Problem requirements:
Each line of the data below that holds the word "active" is to be reported in full.
---
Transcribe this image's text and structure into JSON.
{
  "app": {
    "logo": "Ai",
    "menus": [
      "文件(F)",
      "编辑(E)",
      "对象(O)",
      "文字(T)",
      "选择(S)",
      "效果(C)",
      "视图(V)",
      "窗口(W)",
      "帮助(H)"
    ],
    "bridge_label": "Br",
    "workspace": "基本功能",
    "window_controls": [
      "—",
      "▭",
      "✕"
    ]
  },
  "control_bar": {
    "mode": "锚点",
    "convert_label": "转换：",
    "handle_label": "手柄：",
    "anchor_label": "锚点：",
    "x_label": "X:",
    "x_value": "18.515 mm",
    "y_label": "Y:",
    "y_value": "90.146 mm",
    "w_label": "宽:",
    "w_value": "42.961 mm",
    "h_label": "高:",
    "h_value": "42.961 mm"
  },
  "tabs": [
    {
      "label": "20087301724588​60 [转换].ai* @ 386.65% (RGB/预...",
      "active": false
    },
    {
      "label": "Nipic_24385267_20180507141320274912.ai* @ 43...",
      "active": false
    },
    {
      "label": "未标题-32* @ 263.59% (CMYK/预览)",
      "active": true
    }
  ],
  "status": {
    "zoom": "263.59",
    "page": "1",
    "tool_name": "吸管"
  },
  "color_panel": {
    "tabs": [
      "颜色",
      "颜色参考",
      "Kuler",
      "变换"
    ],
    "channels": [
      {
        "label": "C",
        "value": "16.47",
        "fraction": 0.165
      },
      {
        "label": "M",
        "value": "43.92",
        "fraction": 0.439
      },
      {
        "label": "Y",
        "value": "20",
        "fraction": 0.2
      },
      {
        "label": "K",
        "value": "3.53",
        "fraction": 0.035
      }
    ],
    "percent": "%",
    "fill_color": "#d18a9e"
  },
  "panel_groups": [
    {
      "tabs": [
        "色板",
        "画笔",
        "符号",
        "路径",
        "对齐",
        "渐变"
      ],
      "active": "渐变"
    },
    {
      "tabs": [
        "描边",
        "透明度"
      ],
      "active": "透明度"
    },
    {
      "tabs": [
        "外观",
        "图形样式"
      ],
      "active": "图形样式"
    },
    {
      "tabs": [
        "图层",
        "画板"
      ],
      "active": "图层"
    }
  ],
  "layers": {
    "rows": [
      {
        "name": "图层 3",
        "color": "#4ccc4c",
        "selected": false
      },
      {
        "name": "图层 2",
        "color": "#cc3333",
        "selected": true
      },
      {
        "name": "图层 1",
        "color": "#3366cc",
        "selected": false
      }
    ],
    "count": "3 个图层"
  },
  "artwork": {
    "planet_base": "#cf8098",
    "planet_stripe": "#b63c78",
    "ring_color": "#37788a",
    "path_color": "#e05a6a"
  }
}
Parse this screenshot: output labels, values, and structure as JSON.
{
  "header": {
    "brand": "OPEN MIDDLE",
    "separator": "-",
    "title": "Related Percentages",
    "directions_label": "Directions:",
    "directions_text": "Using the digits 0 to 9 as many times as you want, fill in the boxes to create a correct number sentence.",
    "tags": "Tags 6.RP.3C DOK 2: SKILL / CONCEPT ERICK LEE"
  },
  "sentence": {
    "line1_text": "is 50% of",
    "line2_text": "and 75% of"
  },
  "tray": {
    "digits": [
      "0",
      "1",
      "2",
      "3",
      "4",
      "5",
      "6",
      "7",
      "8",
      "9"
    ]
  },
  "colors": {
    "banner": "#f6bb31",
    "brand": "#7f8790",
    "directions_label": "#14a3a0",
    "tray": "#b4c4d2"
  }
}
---
Finished exercise:
      "active": false
      "active": false
      "active": true
      "active": "渐变"
      "active": "透明度"
      "active": "图形样式"
      "active": "图层"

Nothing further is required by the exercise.